• GIVEN RECORDS:
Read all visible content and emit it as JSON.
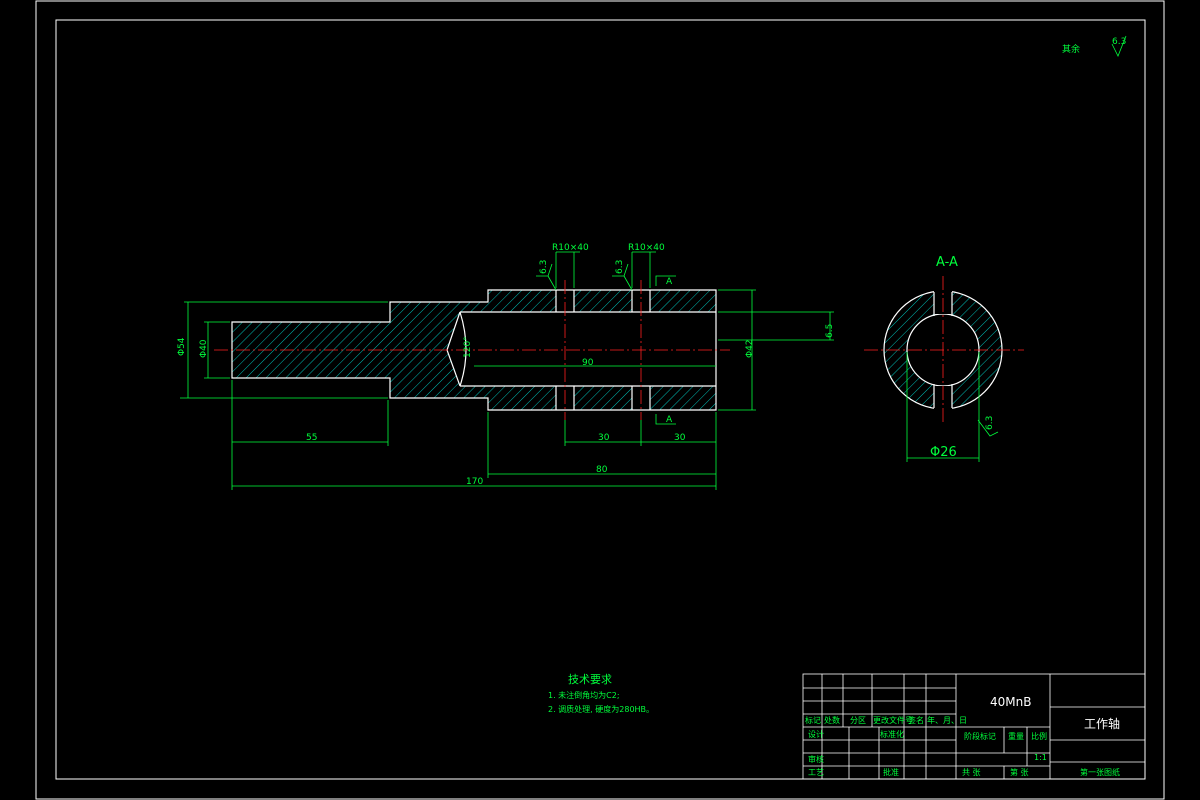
{
  "roughness_note": {
    "text": "其余",
    "value": "6.3"
  },
  "section_label": "A-A",
  "view_arrow_label": "A",
  "main_view": {
    "dims": {
      "dia_left_outer": "Φ54",
      "dia_left_inner": "Φ40",
      "dia_right": "Φ42",
      "len_55": "55",
      "len_170": "170",
      "len_80": "80",
      "len_90": "90",
      "len_30a": "30",
      "len_30b": "30",
      "slot_1": "R10×40",
      "slot_2": "R10×40",
      "rough_1": "6.3",
      "rough_2": "6.3",
      "depth": "6.5",
      "drill_angle": "120°"
    }
  },
  "section_view": {
    "dia": "Φ26",
    "rough": "6.3"
  },
  "tech_requirements": {
    "title": "技术要求",
    "items": [
      "1. 未注倒角均为C2;",
      "2. 调质处理, 硬度为280HB。"
    ]
  },
  "title_block": {
    "material": "40MnB",
    "part_name": "工作轴",
    "headers": [
      "标记",
      "处数",
      "分区",
      "更改文件号",
      "签名",
      "年、月、日"
    ],
    "left_labels": [
      "设计",
      "审核",
      "工艺"
    ],
    "std_label": "标准化",
    "approve_label": "批准",
    "stage_label": "阶段标记",
    "weight_label": "重量",
    "scale_label": "比例",
    "scale_value": "1:1",
    "sheet_total": "共  张",
    "sheet_num": "第  张",
    "drawing_no": "第一张图纸"
  }
}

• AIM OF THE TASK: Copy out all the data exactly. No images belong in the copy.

• PROBLEM SOLUTION:
Read all visible content and emit it as JSON.
{
  "roughness_note": {
    "text": "其余",
    "value": "6.3"
  },
  "section_label": "A-A",
  "view_arrow_label": "A",
  "main_view": {
    "dims": {
      "dia_left_outer": "Φ54",
      "dia_left_inner": "Φ40",
      "dia_right": "Φ42",
      "len_55": "55",
      "len_170": "170",
      "len_80": "80",
      "len_90": "90",
      "len_30a": "30",
      "len_30b": "30",
      "slot_1": "R10×40",
      "slot_2": "R10×40",
      "rough_1": "6.3",
      "rough_2": "6.3",
      "depth": "6.5",
      "drill_angle": "120°"
    }
  },
  "section_view": {
    "dia": "Φ26",
    "rough": "6.3"
  },
  "tech_requirements": {
    "title": "技术要求",
    "items": [
      "1. 未注倒角均为C2;",
      "2. 调质处理, 硬度为280HB。"
    ]
  },
  "title_block": {
    "material": "40MnB",
    "part_name": "工作轴",
    "headers": [
      "标记",
      "处数",
      "分区",
      "更改文件号",
      "签名",
      "年、月、日"
    ],
    "left_labels": [
      "设计",
      "审核",
      "工艺"
    ],
    "std_label": "标准化",
    "approve_label": "批准",
    "stage_label": "阶段标记",
    "weight_label": "重量",
    "scale_label": "比例",
    "scale_value": "1:1",
    "sheet_total": "共  张",
    "sheet_num": "第  张",
    "drawing_no": "第一张图纸"
  }
}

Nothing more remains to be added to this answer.